I went to the Phoenix Women’s March yesterday. I wanted to talk to the attendees and find out why they went. Also, I went because I wanted to be in solidarity over the fact that the election was stolen from us by people such as Vladimir Putin.
Granted: that one probably will make a few people angry, but whatever.
On Friday, the day of the inauguration, Phoenix was shrouded in clouds and fog with a weeping sky. I honestly thought it was God weeping for what we have wrought. I thought that even more strongly yesterday, since the day dawned bright, clear, and with just enough breeze to make it slightly chilly. When my sister and I got to the event, it was already pretty crowded. The official start was 10:00 am, but loads of people had gathered by 9:40.
We wandered around a bit and then I climbed on something to take some video.
You can hear a man at the beginning yelling, “Mary!” Fear not, according to my sources, he found her.
A Big Event
The crowd was pretty big.
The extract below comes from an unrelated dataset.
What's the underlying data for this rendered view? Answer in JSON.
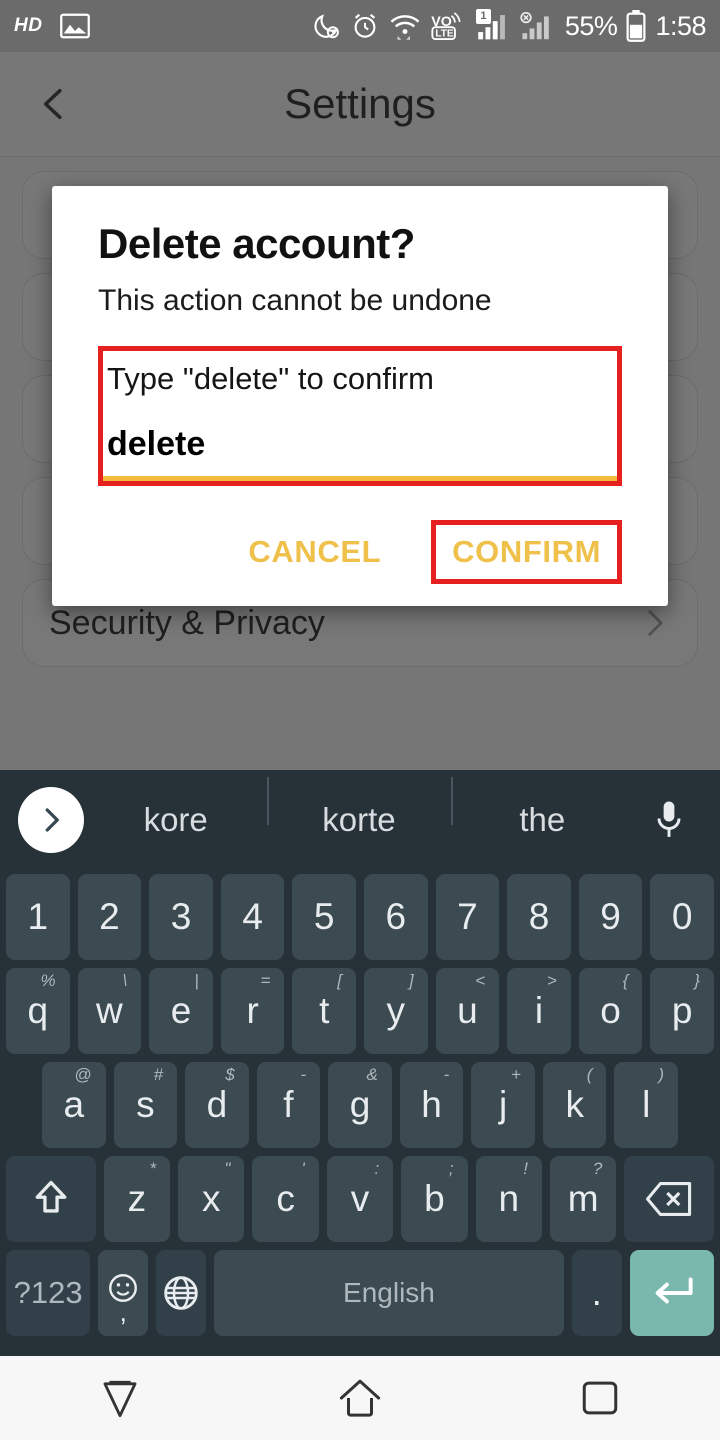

Arizona doesn’t do much in the way of protests. Most of ours are pretty small — maybe a few hundred people. Relatively speaking, this one was huge: over 36,000 people.
And as always, there are signs at these things. Most of them were hand drawn:
I had a chance to talk to a couple of the women there.
The first, Sloan, was at the march to resist and to show her support for the women like herself. She said, “I have spent 20 years in a career that is totally dominated by men, and I’ve been paid less than all my male counterparts. I was not invited to the Christmas party because it was held at Hooters.”
She also saw her attendance in generational terms — paying back to the women who went before and helping those coming after.
The second woman I spoke with was ZZ. She said she was there because she couldn’t believe that the fact that Trump admitted to committing sexual assault wasn’t enough to finish him as a candidate.
That is hard to understand. He should have been trash the minute that recording came out. But he wasn’t because, well, it seems that sexual assault doesn’t bother people in reality as much as it does in the abstract.
The Phoenix Women’s March: One Part of a Much Larger Whole
The Phoenix Women’s March was one of 600 that were happening worldwide — all of them reporting massive turnout, far exceeding what the organizers planned.